Faxing. It also crops up on other websites in Buttons and Webring
In future a series of [serious] cartoons will be produced, and these may
feature a monochrome version of the logo, with the flash reduced to a
discontinuous outline, for mass-photocopying.
TinyLady, the 50 pixel-high logo used on the webring.
First version (oTinylady) quickly reduced from LadyJx mid-May 2002AD. TinyLady properly reduced, from Final75, two days later.
Note the colour distortion and grainy double-dithering in the rushed first attempt (LadyJx is itself dithered), and how much clarity\quality is gained by doing things the long way round.
A smaller version was required for the Logo in the Small Crusaders
Originally, there was a maximum height restriction to be complied with, and this was kept because it looked good and loaded fast.
What the Webring is and does is explained at length
on a dedicated section of this site.
For speed, and for technical reasons that are not as easy as they should
be to escape from, the Webring Logo is hosted separately, by an Image[-only]
Hosting company. (The Webring itself is hosted by a specialist Hoster that
only runs Webrings.)
The 3D method uses Ray Tracing, which is the highest quality of graphics, tracing each path of every ray of light reaching a virtual camera backwards to it's source, and any surfaces along the way. The camera, lights sources, and objects, and the attributes of these, are stored in a mathematical model represented by a scripting language. The software I use is called POV (Persistence of Vision). It is an Open-Source project in the Public Domain (ie, it's free,) and compiled version are available for both Acorns and PCs (which are the two platforms I use most frequently). Ray Tracing in effect uses infinite polygons, and effects including perfectly smooth curved surfaces, gas plasma, reflections and transparency are all easily achievable, all the hard work being done by the rendering engine.

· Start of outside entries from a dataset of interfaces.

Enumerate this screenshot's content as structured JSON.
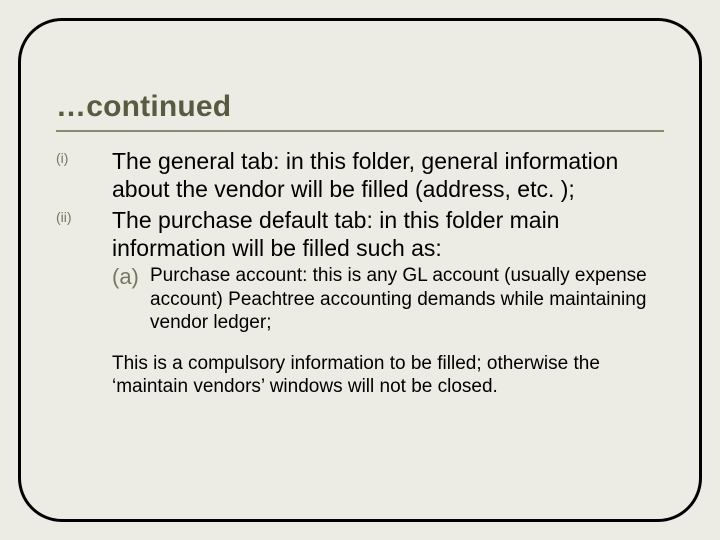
{
  "title": "…continued",
  "items": [
    {
      "marker": "(i)",
      "text": "The general tab:  in this folder, general information about the vendor will be filled (address, etc. );"
    },
    {
      "marker": "(ii)",
      "text": "The purchase default tab:  in this folder main information will be filled such as:",
      "sub": {
        "marker": "(a)",
        "text": "Purchase account:  this is any GL account (usually expense account) Peachtree accounting demands while maintaining vendor ledger;"
      }
    }
  ],
  "note": "This is a compulsory information to be filled; otherwise the ‘maintain vendors’ windows will not be closed."
}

The trade-off is speed, Ray Tracing takes time, particularly for complex images, and, for the complexity I use, is not usually a real-time option.
|An illustration of the struggle to draw Arms|

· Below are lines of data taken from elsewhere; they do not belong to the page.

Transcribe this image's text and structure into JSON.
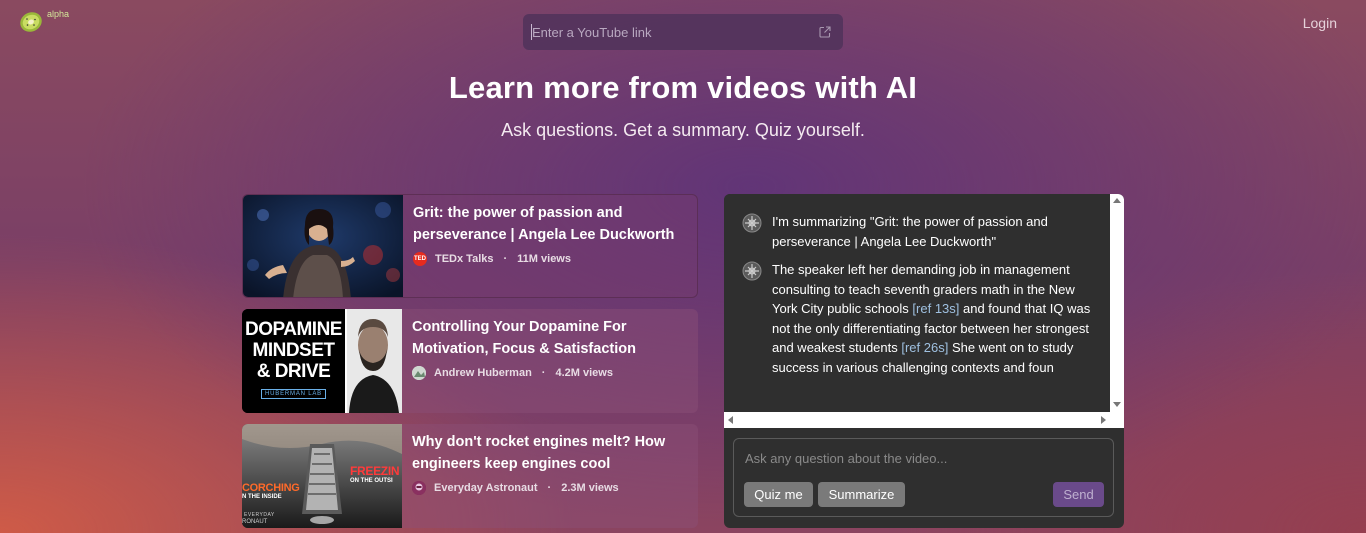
{
  "brand": {
    "badge": "alpha",
    "logo_icon": "kiwi-logo-icon"
  },
  "header": {
    "search_placeholder": "Enter a YouTube link",
    "login_label": "Login"
  },
  "hero": {
    "title": "Learn more from videos with AI",
    "subtitle": "Ask questions. Get a summary. Quiz yourself."
  },
  "videos": [
    {
      "title": "Grit: the power of passion and perseverance | Angela Lee Duckworth",
      "channel": "TEDx Talks",
      "views": "11M views",
      "channel_badge": "TED"
    },
    {
      "title": "Controlling Your Dopamine For Motivation, Focus & Satisfaction",
      "channel": "Andrew Huberman",
      "views": "4.2M views",
      "thumb_lines": [
        "DOPAMINE",
        "MINDSET",
        "& DRIVE"
      ],
      "thumb_tag": "HUBERMAN LAB"
    },
    {
      "title": "Why don't rocket engines melt? How engineers keep engines cool",
      "channel": "Everyday Astronaut",
      "views": "2.3M views",
      "thumb_left": "CORCHING",
      "thumb_left_sub": "N THE INSIDE",
      "thumb_right": "FREEZIN",
      "thumb_right_sub": "ON THE OUTSI",
      "thumb_brand": "EVERYDAY",
      "thumb_brand2": "RONAUT"
    }
  ],
  "chat": {
    "messages": [
      {
        "text": "I'm summarizing \"Grit: the power of passion and perseverance | Angela Lee Duckworth\""
      },
      {
        "part1": "The speaker left her demanding job in management consulting to teach seventh graders math in the New York City public schools ",
        "ref1": "[ref 13s]",
        "part2": " and found that IQ was not the only differentiating factor between her strongest and weakest students ",
        "ref2": "[ref 26s]",
        "part3": " She went on to study success in various challenging contexts and foun"
      }
    ],
    "input_placeholder": "Ask any question about the video...",
    "buttons": {
      "quiz": "Quiz me",
      "summarize": "Summarize",
      "send": "Send"
    }
  }
}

|Scales of Justice|
|Torch of Liberty|
I show here some components (of statues), including body parts and
symbolic items for them to hold.
These models were positioned against a framework of my design, for my guidance. There are difficulties positioning 3D items from a single 2D viewpoint. You can see this by trying to trim your hair in the mirror, with one eye closed.

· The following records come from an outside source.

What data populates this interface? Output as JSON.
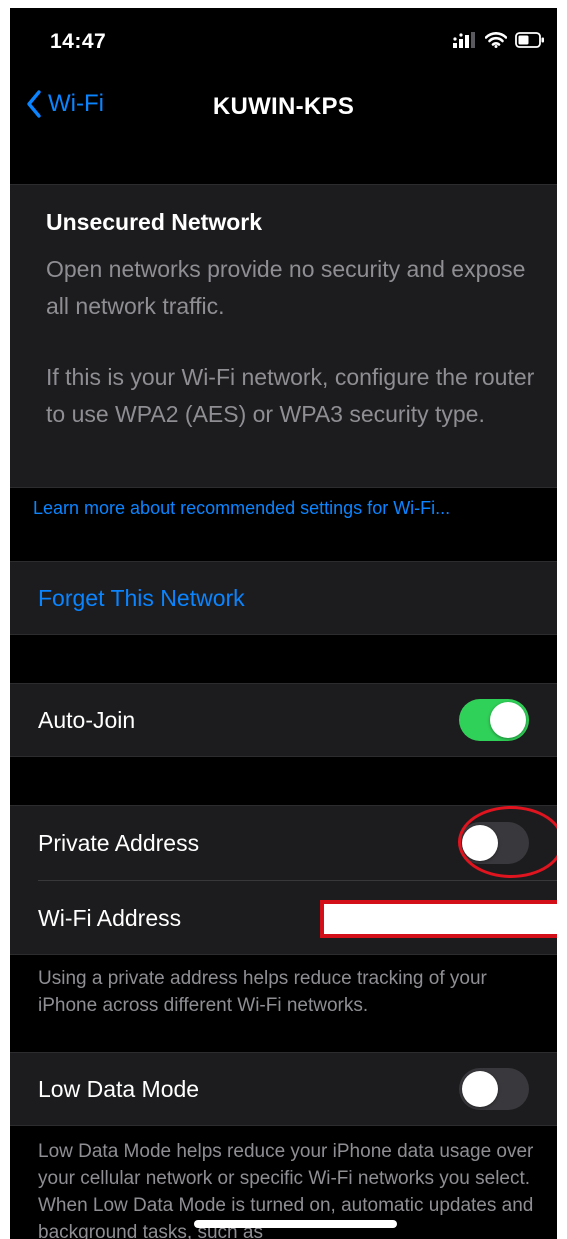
{
  "status_bar": {
    "time": "14:47"
  },
  "nav": {
    "back_label": "Wi-Fi",
    "title": "KUWIN-KPS"
  },
  "notice": {
    "title": "Unsecured Network",
    "body": "Open networks provide no security and expose all network traffic.",
    "body_2": "If this is your Wi-Fi network, configure the router to use WPA2 (AES) or WPA3 security type."
  },
  "learn_more": "Learn more about recommended settings for Wi-Fi...",
  "forget": "Forget This Network",
  "auto_join": {
    "label": "Auto-Join",
    "on": true
  },
  "private_address": {
    "label": "Private Address",
    "on": false
  },
  "wifi_address": {
    "label": "Wi-Fi Address"
  },
  "private_footnote": "Using a private address helps reduce tracking of your iPhone across different Wi-Fi networks.",
  "low_data": {
    "label": "Low Data Mode",
    "on": false
  },
  "low_data_footnote": "Low Data Mode helps reduce your iPhone data usage over your cellular network or specific Wi-Fi networks you select. When Low Data Mode is turned on, automatic updates and background tasks, such as",
  "colors": {
    "background": "#000000",
    "cell": "#1c1c1e",
    "accent": "#0a84ff",
    "toggle_on": "#30d158",
    "secondary_text": "#8e8e93",
    "annotation": "#e0141e"
  },
  "icons": {
    "back": "chevron-left-icon",
    "signal": "cellular-signal-icon",
    "wifi": "wifi-icon",
    "battery": "battery-icon"
  }
}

The framework is axis (axises? axia?) of x, y, and z, and the origin, set upon an infinite groundplane of white translucent material, so bits sinking beneath it can also be glimpsed.
Two light sources are used together with ambient lighting, for helpful
shadows and proper illumination. It isn't easy working with less than this.
This is an explanation of what the flashy graphical subsitemap is all about.
The diagram illustrates the older structure of the Summaries, the forums
structure, and the relationship between them.
Straight radiating forks connect the parts of Summaries.
Curved separated lines access the forum topics.
You can see the effects more clearly with this zoom into the central sphere (post-processed fading with Paintshop Pro).
Clearly reflected in the surface of the big sphere are the smaller ones, including, if you look closely, the 'hemiring' of outer spheres.
Several effects are varied to differential between the inactive and active parts of the diagram: Saturation, Brightness, Refraction, and Surface Finish.
Glass has an IOR of 1.5 and Diamond 2.4 . The diagram's IOR switches between 1.55 and 1.75 . For more on IORs, Cf. "Fire and Ice", below.
A small, tight highlight is associated with hard, shiny objects (regardless of the actual reflectiveness), and larger highlights with faded edges making the material seem like a rubber balloon. I wanted a faded highlight, so I modified the colour of the highlight from white to taking on the colour of its surrounding material, usually only used with metallic finishes, and bumped up the reflectiveness and IOR. These accompanying tweaks conteracted the rubbery-feel.
Interestingly, even on perfect spheres, a high IOR has a lensing effect,
which is why diamonds appear to be aglow with a diffracted "fire"
of surrounding light.
Back to expanded-contents page.